### TASK DIRECTIONS
From the first line to the last, retype the records exactly without their images.

### DATA FOR THIS TASK

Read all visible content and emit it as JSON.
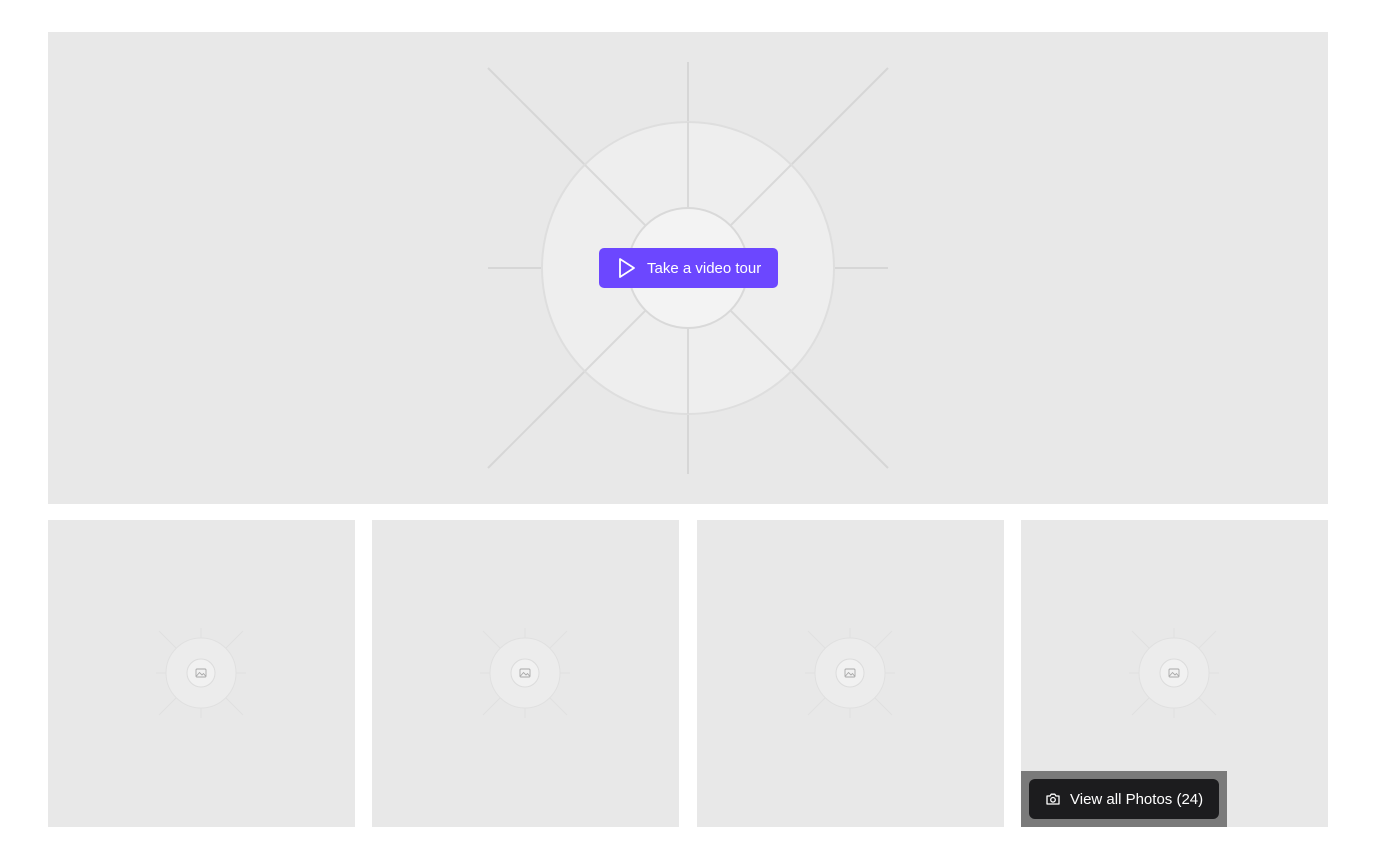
{
  "hero": {
    "video_button_label": "Take a video tour",
    "play_icon": "play-icon",
    "accent_color": "#6c47ff"
  },
  "gallery": {
    "thumbnails": [
      {
        "icon": "image-icon"
      },
      {
        "icon": "image-icon"
      },
      {
        "icon": "image-icon"
      },
      {
        "icon": "image-icon"
      }
    ],
    "view_all_label": "View all Photos (24)",
    "view_all_icon": "camera-icon"
  }
}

### REPLY TO THE EXERCISE
Read all visible content and emit it as JSON.
{
  "hero": {
    "video_button_label": "Take a video tour",
    "play_icon": "play-icon",
    "accent_color": "#6c47ff"
  },
  "gallery": {
    "thumbnails": [
      {
        "icon": "image-icon"
      },
      {
        "icon": "image-icon"
      },
      {
        "icon": "image-icon"
      },
      {
        "icon": "image-icon"
      }
    ],
    "view_all_label": "View all Photos (24)",
    "view_all_icon": "camera-icon"
  }
}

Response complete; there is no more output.